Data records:
= = = = =
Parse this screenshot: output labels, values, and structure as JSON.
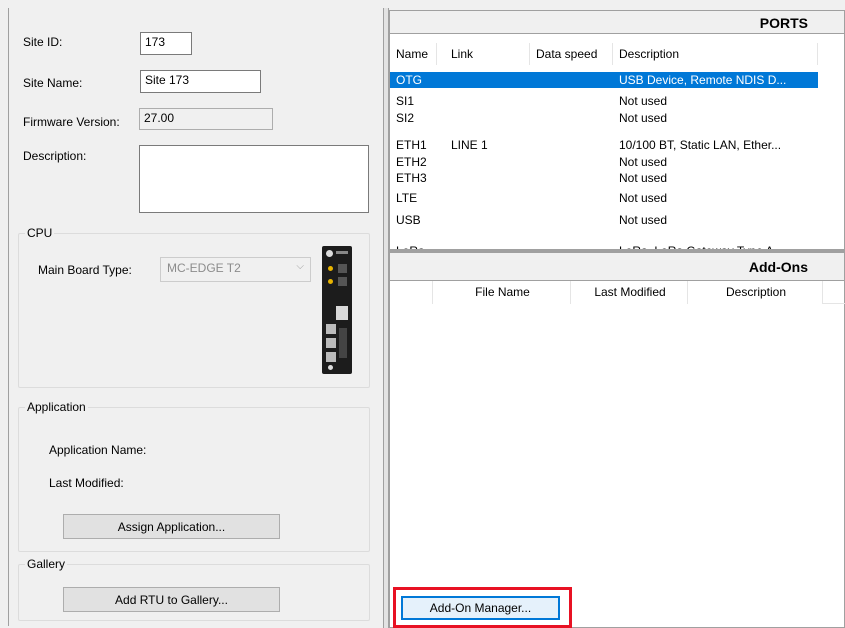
{
  "site": {
    "site_id_label": "Site ID:",
    "site_id_value": "173",
    "site_name_label": "Site Name:",
    "site_name_value": "Site 173",
    "firmware_label": "Firmware Version:",
    "firmware_value": "27.00",
    "description_label": "Description:",
    "description_value": ""
  },
  "cpu": {
    "group_title": "CPU",
    "board_type_label": "Main Board Type:",
    "board_type_value": "MC-EDGE T2",
    "board_icon": "rtu-board-image"
  },
  "application": {
    "group_title": "Application",
    "name_label": "Application Name:",
    "last_modified_label": "Last Modified:",
    "assign_button": "Assign Application..."
  },
  "gallery": {
    "group_title": "Gallery",
    "add_button": "Add RTU to Gallery..."
  },
  "ports": {
    "title": "PORTS",
    "columns": [
      "Name",
      "Link",
      "Data speed",
      "Description"
    ],
    "rows": [
      {
        "name": "OTG",
        "link": "",
        "speed": "",
        "desc": "USB Device, Remote NDIS D...",
        "selected": true
      },
      {
        "name": "SI1",
        "link": "",
        "speed": "",
        "desc": "Not used"
      },
      {
        "name": "SI2",
        "link": "",
        "speed": "",
        "desc": "Not used"
      },
      {
        "name": "ETH1",
        "link": "LINE 1",
        "speed": "",
        "desc": "10/100 BT, Static LAN, Ether..."
      },
      {
        "name": "ETH2",
        "link": "",
        "speed": "",
        "desc": "Not used"
      },
      {
        "name": "ETH3",
        "link": "",
        "speed": "",
        "desc": "Not used"
      },
      {
        "name": "LTE",
        "link": "",
        "speed": "",
        "desc": "Not used"
      },
      {
        "name": "USB",
        "link": "",
        "speed": "",
        "desc": "Not used"
      },
      {
        "name": "LoRa",
        "link": "",
        "speed": "",
        "desc": "LoRa, LoRa Gateway Type A"
      }
    ]
  },
  "addons": {
    "title": "Add-Ons",
    "columns": [
      "",
      "File Name",
      "Last Modified",
      "Description"
    ],
    "manager_button": "Add-On Manager..."
  },
  "colors": {
    "selection": "#0078d7",
    "highlight_box": "#e81123"
  }
}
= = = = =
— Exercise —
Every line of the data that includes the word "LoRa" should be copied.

— Expected output —
        "name": "LoRa",
        "desc": "LoRa, LoRa Gateway Type A"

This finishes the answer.